The Market Returns
A lot of recent activity, in all price ranges. 435 Round Hill Road, priced at $18,750,000, went to contract within 17 days – Jan Milligan found the buyer. 20 Interlaken, previously praised here, finally sold for $4,300,000. Joan Epand, listing broker, told me that, after sitting for such a long time on the market, three competing bids all showed up at the last moment. That happens often and I agree with Joan that, after awhile, the market shifts and what was viewed as unattractively priced suddenly looks like a bargain. Of course, if you’d been reading this column, you’d have known Interlaken was a bargain two months ago. Other houses mentioned here as good value also sold: 66 South Park Avenue and 47 Owenoke Way, for $3,295,000. This stuff’s not rocket science: good houses with sensible prices sell quickly, others do not. Of course, there’s no accounting for taste, so what I like may very much not be what you’re looking for.
Grand Old Homes
Setting aside for a moment my lust for commissions, there are some houses that, when I first view them, I’d give anything to have a client in the applicable price range, just for the pleasure of placing them in such a great home. Sue Van Der Griend’s house at 6 Keofferam Road is such a place. Built in 1897 as a summer home, Sue and her husband did everything right. They expanded in the back and went up three stories, creating a modern kitchen, master bedroom suite and other rooms, while leaving all the original beauty intact. There is a huge, wrap-around porch, all new mechanicals, six bedrooms, a half-acre of land, etc. Keofferam is one of my favorite Old Greenwich neighborhoods (houses on it come with deeded beach rights, by the way) and this is now my favorite house on that street. Intelligently priced, I think, at $4,495,000, I bet it’s gone in a flash.
Update – the foregoing was written last week. Word is that, as of today (9/15) contracts have been signed.
Can’t Afford That Much?
Helene Barre’s listed an 1888 Victorian at 314 Sound Beach Avenue for $2,095,000. It hasn’t been renovated the way Keofferam was but hey – look at the price. In very good condition with a modern , eat-in-kitchen. I liked it very much.
Want Newer Construction?

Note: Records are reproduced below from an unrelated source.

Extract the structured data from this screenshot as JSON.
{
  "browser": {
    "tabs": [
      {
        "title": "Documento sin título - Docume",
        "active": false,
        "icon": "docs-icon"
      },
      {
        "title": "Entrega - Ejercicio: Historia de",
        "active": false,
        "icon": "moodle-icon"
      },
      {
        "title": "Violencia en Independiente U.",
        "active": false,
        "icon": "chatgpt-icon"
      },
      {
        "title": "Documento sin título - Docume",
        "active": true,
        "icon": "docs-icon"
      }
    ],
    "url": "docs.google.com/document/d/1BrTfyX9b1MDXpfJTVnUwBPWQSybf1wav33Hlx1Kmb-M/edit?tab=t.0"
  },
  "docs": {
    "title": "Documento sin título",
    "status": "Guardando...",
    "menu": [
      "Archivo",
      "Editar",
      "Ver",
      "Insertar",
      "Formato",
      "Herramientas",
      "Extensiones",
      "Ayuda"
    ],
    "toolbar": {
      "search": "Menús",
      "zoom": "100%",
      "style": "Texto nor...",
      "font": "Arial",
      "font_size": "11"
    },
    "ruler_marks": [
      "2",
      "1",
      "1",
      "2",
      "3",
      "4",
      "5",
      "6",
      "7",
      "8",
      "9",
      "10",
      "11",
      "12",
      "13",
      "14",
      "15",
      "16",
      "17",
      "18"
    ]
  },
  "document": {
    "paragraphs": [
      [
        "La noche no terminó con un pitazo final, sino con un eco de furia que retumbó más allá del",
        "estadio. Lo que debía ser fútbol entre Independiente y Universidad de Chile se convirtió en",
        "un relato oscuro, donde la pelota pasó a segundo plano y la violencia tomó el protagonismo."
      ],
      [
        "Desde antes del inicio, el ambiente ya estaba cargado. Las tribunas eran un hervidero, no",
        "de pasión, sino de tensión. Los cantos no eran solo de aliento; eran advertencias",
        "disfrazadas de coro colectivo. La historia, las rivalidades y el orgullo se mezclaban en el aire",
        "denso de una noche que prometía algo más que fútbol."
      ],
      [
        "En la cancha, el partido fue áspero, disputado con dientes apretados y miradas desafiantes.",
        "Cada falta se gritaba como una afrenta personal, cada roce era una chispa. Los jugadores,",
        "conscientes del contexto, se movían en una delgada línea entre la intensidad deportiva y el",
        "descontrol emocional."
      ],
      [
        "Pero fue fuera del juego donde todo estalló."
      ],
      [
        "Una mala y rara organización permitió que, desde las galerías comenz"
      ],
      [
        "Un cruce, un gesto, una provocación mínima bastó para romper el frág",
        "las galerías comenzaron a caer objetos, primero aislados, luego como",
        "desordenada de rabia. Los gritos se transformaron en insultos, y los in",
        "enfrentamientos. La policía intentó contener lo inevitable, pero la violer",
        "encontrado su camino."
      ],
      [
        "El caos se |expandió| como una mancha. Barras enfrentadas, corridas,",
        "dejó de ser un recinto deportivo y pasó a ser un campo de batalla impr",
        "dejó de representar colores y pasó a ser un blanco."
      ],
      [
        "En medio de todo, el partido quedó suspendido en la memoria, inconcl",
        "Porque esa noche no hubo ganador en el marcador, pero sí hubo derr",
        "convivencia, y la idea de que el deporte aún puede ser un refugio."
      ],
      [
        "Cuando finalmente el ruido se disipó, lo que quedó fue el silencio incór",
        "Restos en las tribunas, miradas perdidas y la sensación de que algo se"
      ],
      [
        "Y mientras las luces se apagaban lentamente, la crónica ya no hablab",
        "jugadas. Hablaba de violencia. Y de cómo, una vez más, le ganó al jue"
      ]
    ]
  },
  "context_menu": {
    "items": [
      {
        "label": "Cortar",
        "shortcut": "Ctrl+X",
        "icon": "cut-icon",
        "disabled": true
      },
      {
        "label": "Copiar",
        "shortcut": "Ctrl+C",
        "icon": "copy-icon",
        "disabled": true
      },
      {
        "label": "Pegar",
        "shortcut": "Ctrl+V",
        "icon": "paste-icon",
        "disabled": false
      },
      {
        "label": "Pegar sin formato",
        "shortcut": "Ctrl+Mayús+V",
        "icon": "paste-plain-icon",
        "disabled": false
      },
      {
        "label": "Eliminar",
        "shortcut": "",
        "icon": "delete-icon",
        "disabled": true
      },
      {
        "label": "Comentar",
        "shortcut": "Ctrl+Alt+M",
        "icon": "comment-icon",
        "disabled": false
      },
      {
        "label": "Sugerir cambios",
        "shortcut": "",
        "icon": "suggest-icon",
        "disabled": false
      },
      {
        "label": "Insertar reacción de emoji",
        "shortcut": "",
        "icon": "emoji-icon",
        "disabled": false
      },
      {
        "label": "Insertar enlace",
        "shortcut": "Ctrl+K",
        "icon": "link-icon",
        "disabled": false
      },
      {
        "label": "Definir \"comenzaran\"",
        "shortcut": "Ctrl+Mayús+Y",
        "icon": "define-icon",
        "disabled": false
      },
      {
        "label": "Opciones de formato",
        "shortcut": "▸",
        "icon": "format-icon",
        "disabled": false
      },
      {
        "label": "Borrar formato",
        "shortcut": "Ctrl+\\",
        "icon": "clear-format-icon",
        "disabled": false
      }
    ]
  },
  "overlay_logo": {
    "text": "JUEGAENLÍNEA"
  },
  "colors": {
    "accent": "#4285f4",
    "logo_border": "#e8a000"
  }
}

101 Lockwood Road was a pleasant surprise. Not stunningly impressive from the street, inside it’s bright and airy with high ceilings and lots of room. It was built in 1997 by Stazza, a good local builder, and feels very comfortable. $1,995,000, which seems about right.
For Sale By Owner?
Attorney Tom Ward and his partner Ed Cosden at Ivey, Barnum & O’Mara recently spoke to Wm. Raveis agents about probate law and other matters. It was, as expected, highly informative but one of the more interesting points was this: according to Tom, before a Probate Judge will approve a sale, he or she wants to know if the property was fully exposed to the market: how long was it listed and was it placed in the multiple-listing service? The Judge does this to ensure that the beneficiaries receive the best price. It occurs to me that, if even a judge can understand that multiple-listing a house achieves top dollar, a financially sophisticated home owner could reach the same conclusion.
Been There, Done That
Tom Gorin of Cleveland Duble & Arnold passed along an interesting article from Avenue Magazine (yes, underneath that goofy volunteer fireman marching band helmet is a trendy jet setter who reads magazines like Avenue. Who knew?). The article, Déjà vu and the Real Estate Bubble” was written by Tom’s good friend David Micchonski, the former manager of Coldwell Banker here in Greenwich, and details the many, many cautionary stories in the financial press warning of impending doom in the real estate market. Nothing new here, but the stories Michonski cites were written as long as fifteen years ago. The same Casandras writing today have been predicting a collapse since 1990, all while touting the virtues of Pet.com as an investment. Michonski concludes that Wall Street is envious of the money being wasted on real estate when it could be earning valuable commissions. I think he’s right.
Too Late for Summer
One bonus of this job is the opportunity to discover books. Books are rare in town, sadly, but occasionally we encounter bookshelves of readers and I usually glance at the titles to see if I’ve been missing anything (no, I don’t paw through someone else’s property). One house I saw recently had an entire collection of works by Bernard Cornwell – I’d never heard of the man but I was impressed that someone would own twenty of his books so I checked a few out at the library. Lots of fun- historical fiction that follows the career of one Richard Sharpe as he defeats every enemy of England from India through Waterloo. Recommended for boys 12 on up, I’d say and of course, entirely suitable for readers who never grew up, like myself.